Category Archives: research

An article about multi Gene testing for Alzheimer’s


Amateur scientist are helping in the search for a cure for Alzheimer’s

the importance of the National Institutes of Health – research 

After reading many articles, watching a bunch of YouTube video and speaking with several neuroscientists, I have a thought. 

The National Institutes of Health grants millions to research concerning alzheimer’s. Do they point? You know, do they give the scientists the money for the bus tickets, but tell them where they are going? Sure scientists from all over submit grant request, but the NIH picks. Some of the scientists that submit grant request for themselves, at some time or another, probably sit on the boards that review the grants and hand over the check. So the hope is that everybody reads everybodies stuff, it makes em all think, and ultimately, they go in the most productive sounding direction. 

Feels like a good way to run a store, don’t ya think? Sounds good to me. 

Steve Barger was hit by a truck. This is the news story – he will be okay 

Steve ran with me for a bit in 2013, and he has since, become a close friend. I sent him a text message this morning and he let me know this had happened. 

Friends here in Georgia have told me of folks tossing stuff at them and expressing anger about sharing the road with a bicyclist.

the Alzheimer’s Association 

Jerome H. Stone founded the Alzheimer’s Association with the help of several family support groups after meeting with the National Institute on Aging in 1979.The Alzheimer’s Disease and Related Disorders Association was incorporated on April 10, 1980. In that year, the National Institutes of Health (NIH) invested $13 million in Alzheimer’s disease research. In 1982, President Ronald Reagan designated the first National Alzheimer’s Disease Awareness Week. The Alzheimer’s Association founded more chapters and started its own research program. Based out of Chicago, Illinois, the Alzheimer’s Association is the largest non-profit funder of Alzheimer’s disease research.

mid 20th century and alzheimer’s 

I think one day we will look back at mid 20th century with tears in our eyes. Along about 1950 we jumped into high gear with food preservatives. I bet it seemed like a good idea, at the time. Im not a scientist, but my gut tells me the unintended consequences of that jump will be with us a long time, and most of those consequences may not be good ones. 

Why is India’s alzheimer’s occurence rate so much lower than ours?

one man’s thoughts about quality of life, science and other things 

“Life is an error-making and an error-correcting process, and nature, in marking man’s papers, will grade him for wisdom as measured both by survival, and by the quality of life of those who survive.”     Dr. Jonas Salk 

From the 2017 Alzheimer’s Association conference in London 

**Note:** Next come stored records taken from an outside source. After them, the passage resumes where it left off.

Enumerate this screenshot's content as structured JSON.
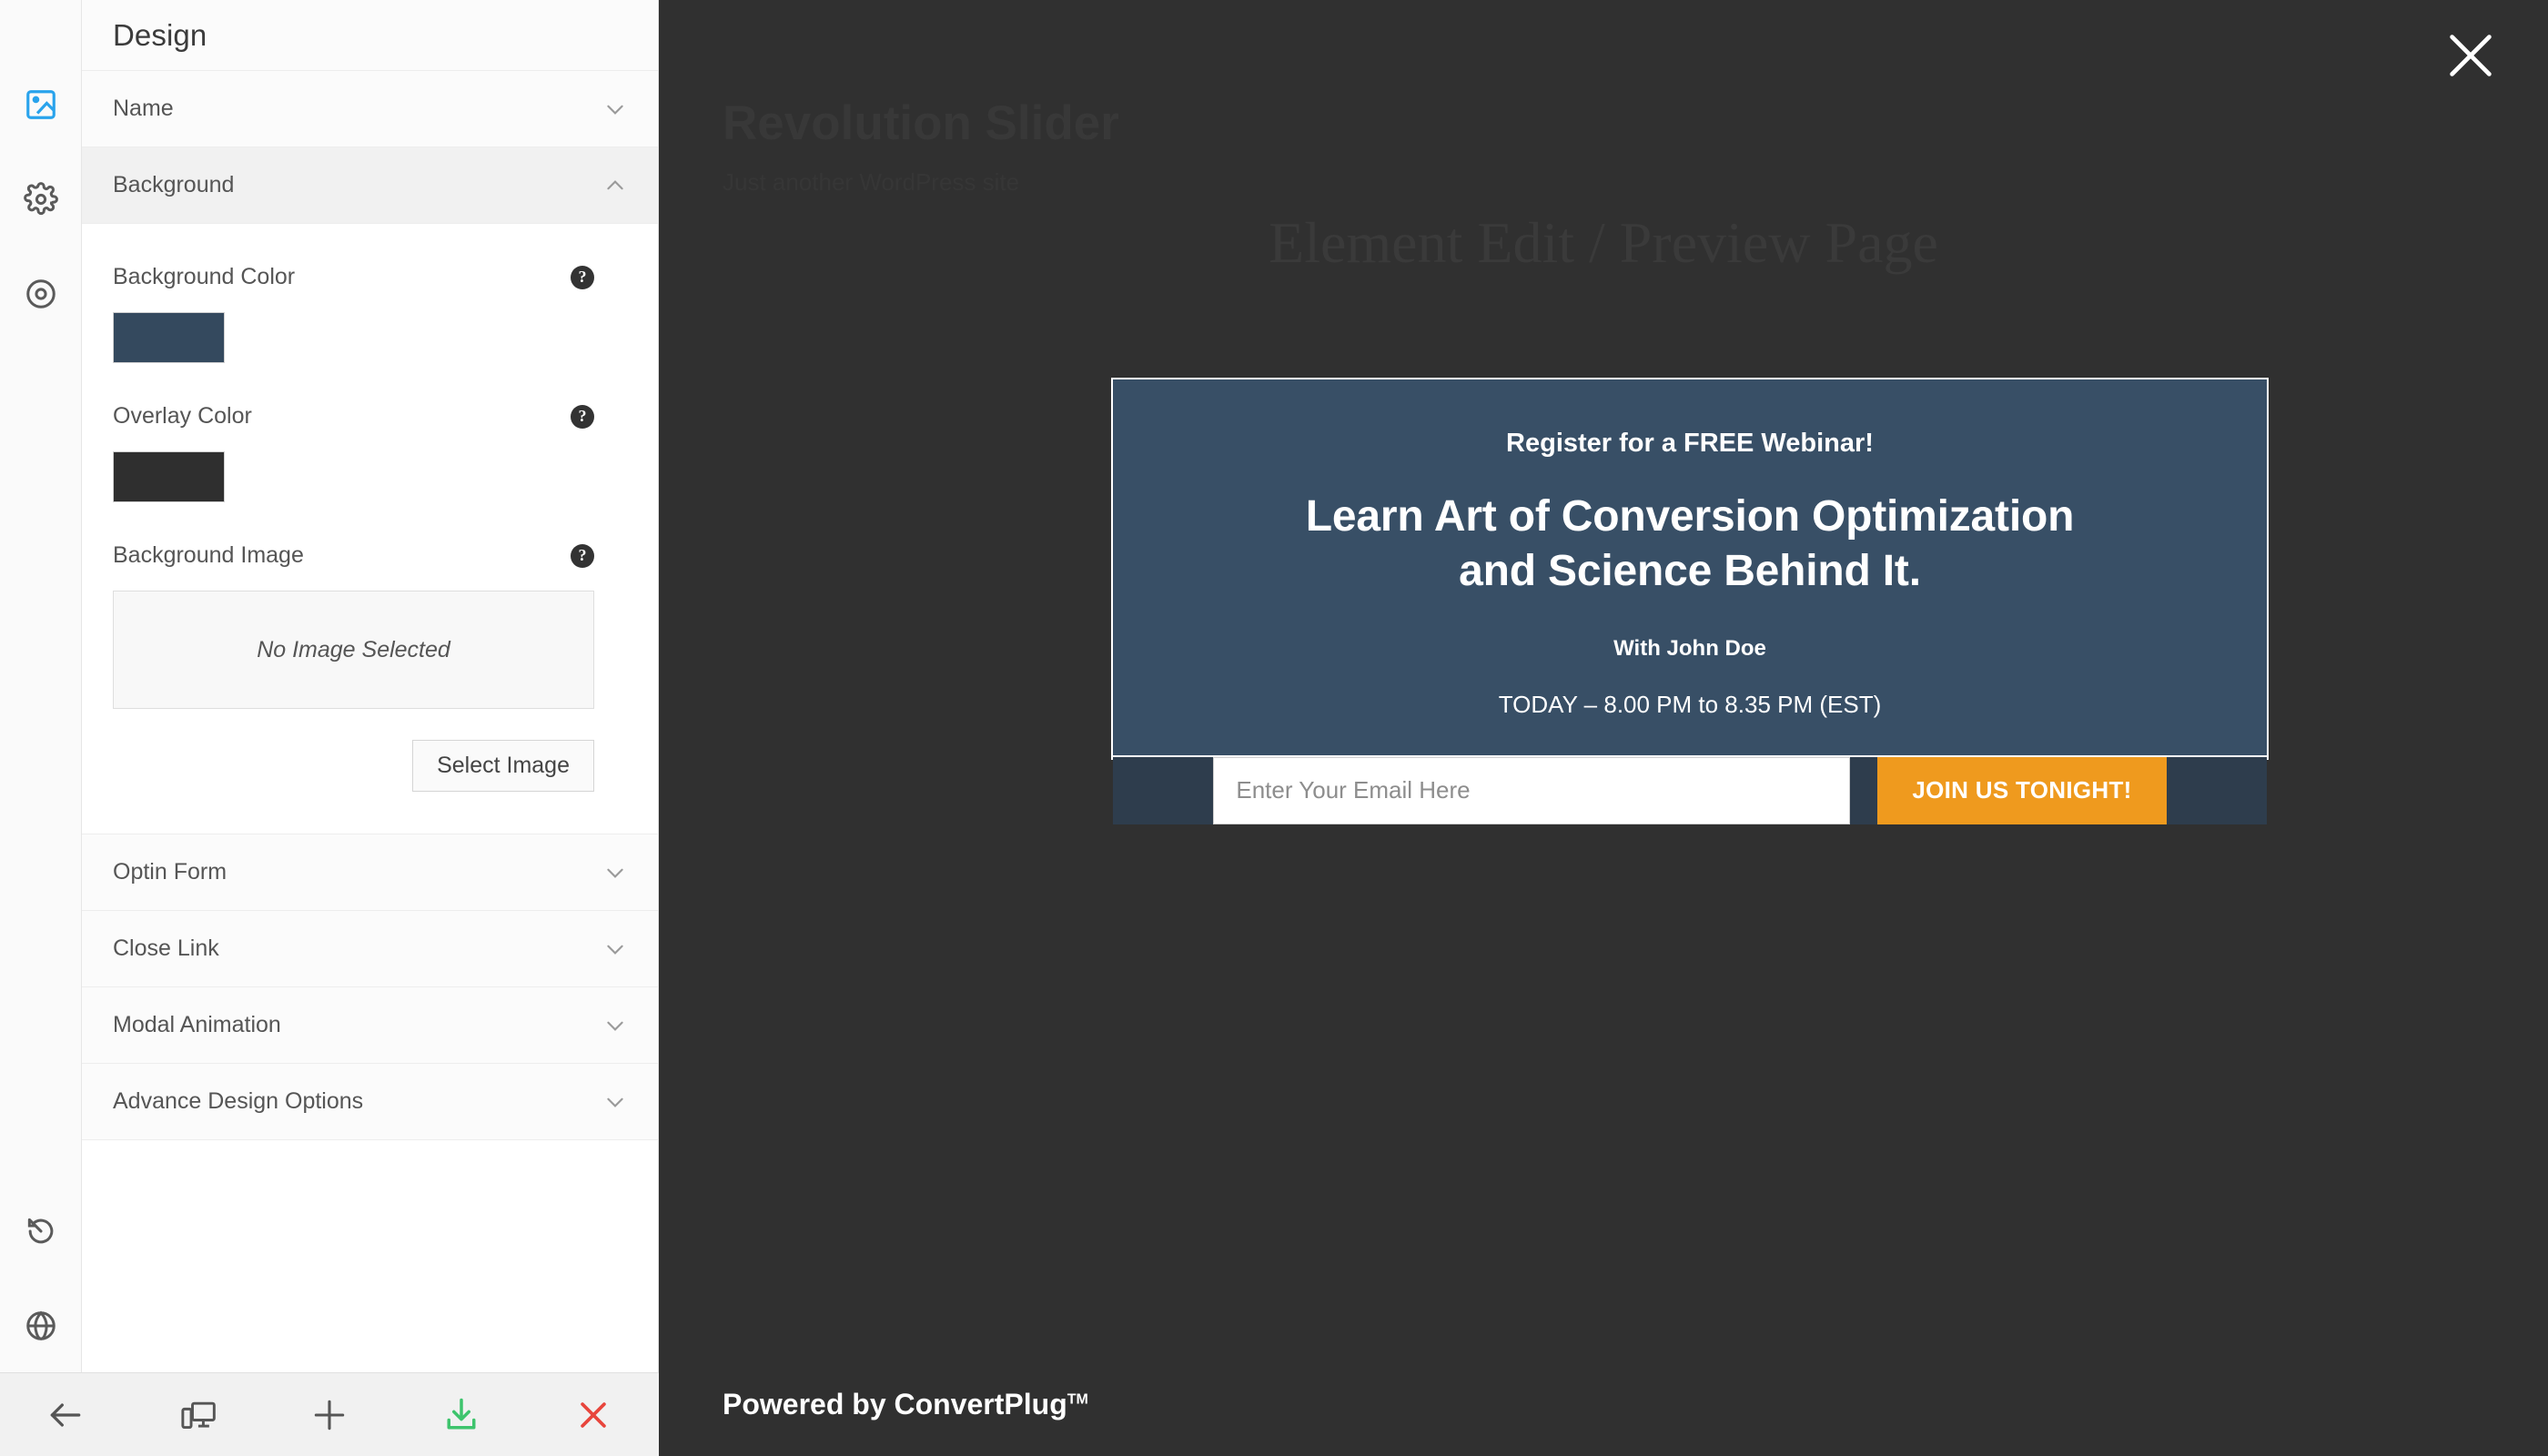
{
  "rail": {
    "top_icons": [
      {
        "name": "design-image-icon",
        "active": true
      },
      {
        "name": "gear-icon",
        "active": false
      },
      {
        "name": "target-icon",
        "active": false
      }
    ],
    "bottom_icons": [
      {
        "name": "revert-history-icon"
      },
      {
        "name": "globe-icon"
      }
    ]
  },
  "panel": {
    "title": "Design",
    "sections": [
      {
        "label": "Name",
        "open": false
      },
      {
        "label": "Background",
        "open": true
      },
      {
        "label": "Optin Form",
        "open": false
      },
      {
        "label": "Close Link",
        "open": false
      },
      {
        "label": "Modal Animation",
        "open": false
      },
      {
        "label": "Advance Design Options",
        "open": false
      }
    ],
    "background": {
      "background_color_label": "Background Color",
      "background_color_value": "#34495e",
      "overlay_color_label": "Overlay Color",
      "overlay_color_value": "#2f2f2f",
      "background_image_label": "Background Image",
      "background_image_placeholder": "No Image Selected",
      "select_image_label": "Select Image",
      "help_glyph": "?"
    }
  },
  "toolbar": {
    "buttons": [
      {
        "name": "back-button",
        "icon": "arrow-left-icon"
      },
      {
        "name": "responsive-preview-button",
        "icon": "devices-icon"
      },
      {
        "name": "add-button",
        "icon": "plus-icon"
      },
      {
        "name": "save-button",
        "icon": "download-save-icon",
        "color": "#3ec46d"
      },
      {
        "name": "close-button",
        "icon": "x-icon",
        "color": "#e8453c"
      }
    ]
  },
  "stage": {
    "site_title": "Revolution Slider",
    "site_tagline": "Just another WordPress site",
    "page_heading": "Element Edit / Preview Page",
    "close_label": "×",
    "powered_by": "Powered by ConvertPlug",
    "powered_by_tm": "TM"
  },
  "modal": {
    "eyebrow": "Register for a FREE Webinar!",
    "headline_line1": "Learn Art of Conversion Optimization",
    "headline_line2": "and Science Behind It.",
    "presenter": "With John Doe",
    "schedule": "TODAY – 8.00 PM to 8.35 PM (EST)",
    "email_placeholder": "Enter Your Email Here",
    "email_value": "",
    "submit_label": "JOIN US TONIGHT!",
    "colors": {
      "body_bg": "#384f66",
      "form_bg": "#2e3d4d",
      "accent": "#ef9a1e",
      "border": "#ffffff"
    }
  }
}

Clive Ballard, professor of age related disease at the University of Exeter, said that an important take home message was how few trials of drugs for dementia there are. “If you look at ongoing trials of treatment for cancer there are 2000 to 4000, but if you look at Alzheimer’s disease it is more like between 25 and 100. We need a huge increase in the number of trials,” he told a press briefing in London. 

This is why I think we need to read as much as possible about preventing alzheimer’s. Lots of scientists have written much about such. 

India – some amazing stuff 

I’m trying to figure out some things about the country of India. They’re Alzheimers rate and their type 1 diabetes rate is so low compared to ours. I’m trying to communicate through Facebook with some of the folks over there. I’m doing a lot of reading about it. Wow, they sure do eat differently than we do. It’s amazing the cultural differences between people all over the world. I’m thinking we all have some stuff we can learn from each other

making an Impact concerning alzheimer’s 

According to the Alzheimer’s Association, 5.7 million folks in America have alzheimer’s disease. Some experts say that for each person with alzheimer’s, 3 more have their lives adversely affected. 

     5.7 × 3 = 17.1 million 

5.7 + 17.1 = 22.8 million human beings 

According to information I found a few minutes ago using Google, the population of the United States in 2015 was 321.4 million. I found that in 2010 we had approximately 74.2 million here, not of voting age. So . . . . .  

321.4 – 74.2 = 247.20 possible eligible voters.

This is very non scientific, but of 247.20 million possible eligible voters, 22.8 million are adversely affected and they probably  have awareness concerning alzheimer’s disease.  So . . . . . 247.20 – 22.8 = 224.40 million folks here in America that may be unaware. 

Voters have a say with lawmakers and lawmakers, along with the President, make the budget. The money earmarked for alzheimer’s research then goes to the National Institute of Health. They control the process. Scientists end up with the money and search for prevention and cures. 

I would think the 22.8 million would be on board approving more research dollars. The 224.40 million may be the targets of those trying to raise awareness. 

My opinion is that we need to show America the “Trenches.” I don’t know how to do that.